[[ DATA EXTRACT open ]]
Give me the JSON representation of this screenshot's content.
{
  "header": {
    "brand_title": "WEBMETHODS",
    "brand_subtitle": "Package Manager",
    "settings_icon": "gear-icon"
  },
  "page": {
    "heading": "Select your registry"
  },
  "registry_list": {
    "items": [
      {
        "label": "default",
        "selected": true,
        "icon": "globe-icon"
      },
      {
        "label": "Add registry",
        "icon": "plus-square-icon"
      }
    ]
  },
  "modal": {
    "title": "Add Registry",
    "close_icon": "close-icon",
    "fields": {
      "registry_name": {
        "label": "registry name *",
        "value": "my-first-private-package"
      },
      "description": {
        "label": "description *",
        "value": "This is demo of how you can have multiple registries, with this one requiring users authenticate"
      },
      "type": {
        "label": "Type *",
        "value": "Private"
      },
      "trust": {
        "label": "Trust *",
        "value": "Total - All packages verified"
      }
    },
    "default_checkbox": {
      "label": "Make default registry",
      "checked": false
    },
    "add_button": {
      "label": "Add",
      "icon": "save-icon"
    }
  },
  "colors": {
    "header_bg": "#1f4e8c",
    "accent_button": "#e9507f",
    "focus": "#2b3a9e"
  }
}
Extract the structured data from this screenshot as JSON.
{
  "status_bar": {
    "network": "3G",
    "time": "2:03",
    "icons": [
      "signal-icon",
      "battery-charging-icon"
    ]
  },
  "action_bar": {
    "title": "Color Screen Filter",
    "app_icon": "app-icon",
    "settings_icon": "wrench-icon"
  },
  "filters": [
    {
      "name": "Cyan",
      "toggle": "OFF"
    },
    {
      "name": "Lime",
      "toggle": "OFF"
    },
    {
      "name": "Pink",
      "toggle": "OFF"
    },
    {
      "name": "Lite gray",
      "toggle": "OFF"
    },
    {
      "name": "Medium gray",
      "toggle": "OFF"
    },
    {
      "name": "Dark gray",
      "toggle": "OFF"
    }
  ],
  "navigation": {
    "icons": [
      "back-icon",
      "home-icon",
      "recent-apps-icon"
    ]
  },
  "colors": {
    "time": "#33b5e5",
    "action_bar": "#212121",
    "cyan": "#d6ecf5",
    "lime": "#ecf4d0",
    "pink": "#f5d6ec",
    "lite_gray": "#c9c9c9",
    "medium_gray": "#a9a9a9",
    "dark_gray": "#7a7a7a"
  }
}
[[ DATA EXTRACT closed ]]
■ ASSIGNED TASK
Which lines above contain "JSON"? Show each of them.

■ OUTPUT OF THE EXERCISE
Give me the JSON representation of this screenshot's content.
Extract the structured data from this screenshot as JSON.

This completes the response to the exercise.